Protected areas' contribution to climate change mitigation, with a case study in Paraguay
Reducing emissions from deforestation and forest degradation (REDD+) is a mechanism developed by Parties to the United Nations Framework Convention on Climate Change (UNFCCC). It aims to create a financial value for the carbon stored in forests by offering incentives for developing countries to reduce emissions from deforestation and forest degradation. The main goal of REDD+ is to combat climate change, but it can also contribute to securing additional environmental and social benefits, helping countries to meet a number of national and international objectives and commitments, including national development plans, goals related to the Paris Agreement, SDGs, the Bonn Challenge, and the Aichi Biodiversity Targets.
Designing REDD+ actions that aim to expand protected areas, strengthen their management, or conserve areas of importance for biodiversity and other ecosystem services, may help to protect forests and the services they provide from land-use change pressures. At the same time, this can provide buffer zones in areas of high biodiversity value, or help maintain links with other forests, also enhancing the connectivity of protected areas. Restoration of degraded forest in such areas may also provide significant benefits for biodiversity conservation and ecosystem services, such as erosion control and water regulation, as well as for climate change mitigation.

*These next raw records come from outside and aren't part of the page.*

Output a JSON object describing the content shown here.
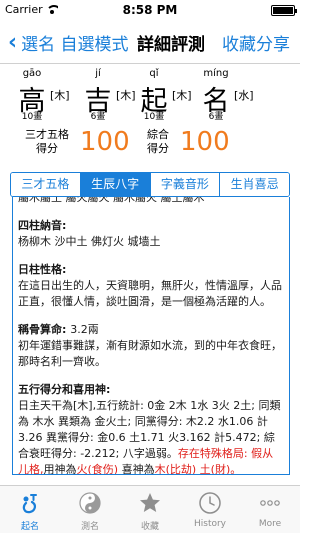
{
  "status": {
    "carrier": "Carrier",
    "time": "8:58 PM"
  },
  "nav": {
    "back_label": "選名 自選模式",
    "title": "詳細評測",
    "share_label": "收藏分享"
  },
  "name_chars": [
    {
      "pinyin": "gāo",
      "char": "高",
      "element": "[木]",
      "strokes": "10畫"
    },
    {
      "pinyin": "jí",
      "char": "吉",
      "element": "[木]",
      "strokes": "6畫"
    },
    {
      "pinyin": "qǐ",
      "char": "起",
      "element": "[木]",
      "strokes": "10畫"
    },
    {
      "pinyin": "míng",
      "char": "名",
      "element": "[水]",
      "strokes": "6畫"
    }
  ],
  "scores": {
    "sancai_label_1": "三才五格",
    "sancai_label_2": "得分",
    "sancai_value": "100",
    "overall_label_1": "綜合",
    "overall_label_2": "得分",
    "overall_value": "100"
  },
  "tabs": [
    {
      "label": "三才五格"
    },
    {
      "label": "生辰八字"
    },
    {
      "label": "字義音形"
    },
    {
      "label": "生肖喜忌"
    }
  ],
  "content": {
    "top_line": "屬木屬土 屬火屬火 屬木屬火 屬土屬木",
    "nayin_title": "四柱納音:",
    "nayin_text": "杨柳木 沙中土 佛灯火 城墙土",
    "rizhu_title": "日柱性格:",
    "rizhu_text": "在這日出生的人，天資聰明，無肝火，性情溫厚，人品正直，很懂人情，談吐圓滑，是一個極為活躍的人。",
    "chenggu_title": "稱骨算命:",
    "chenggu_value": "3.2兩",
    "chenggu_text": "初年運錯事難謀，漸有財源如水流，到的中年衣食旺，那時名利一齊收。",
    "wuxing_title": "五行得分和喜用神:",
    "wuxing_text": "日主天干為[木],五行統計: 0金 2木 1水 3火 2土; 同類為 木水 異類為 金火土; 同黨得分: 木2.2 水1.06 計3.26 異黨得分: 金0.6 土1.71 火3.162 計5.472; 綜合衰旺得分: -2.212; 八字過弱。",
    "special_text": "存在特殊格局: 假从儿格,",
    "yongshen_label": "用神為",
    "yongshen_value": "火(食伤)",
    "xishen_label": "喜神為",
    "xishen_value": "木(比劫) 土(財)。"
  },
  "tab_bar": [
    {
      "label": "起名",
      "icon": "naming-icon"
    },
    {
      "label": "測名",
      "icon": "yin-yang-icon"
    },
    {
      "label": "收藏",
      "icon": "star-icon"
    },
    {
      "label": "History",
      "icon": "clock-icon"
    },
    {
      "label": "More",
      "icon": "more-icon"
    }
  ],
  "colors": {
    "accent": "#1a7fd9",
    "score": "#f07b1e",
    "highlight": "#e0201b"
  }
}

In a number of countries, REDD+ planning has taken into account protected areas in order to inform decisions on where to locate REDD+ actions to achieve multiple benefits. For example, in Paraguay, the National System of Protected Wildlife Areas includes ten different categories of Protected Wildlife Areas, which currently cover 14.3% of the country's land area (UNEP-WCMC and IUCN, 2018a). The map below shows that approximately 12% of Paraguay's forest cover is located in protected areas. As Paraguay prepares to implement REDD+, information on the location of protected areas has helped to determine where REDD+ actions are possible (as certain uses of the forest are prohibited in protected areas), and also where REDD+ actions that prevent deforestation or restore forest outside of protected areas may help to conserve biodiversity, supporting or enhancing the effectiveness of existing conservation areas by buffering them from land-use change.
Protected areas and forest cover in Paraguay.
Source: Walcott J., Thorley J., Kapos V., Miles L., Woroniecki S. and Blaney R. 2015. Mapping multiple benefits of REDD+ in Paraguay: using spatial information to support land-use planning. Cambridge, UK: UNEP-WCMC.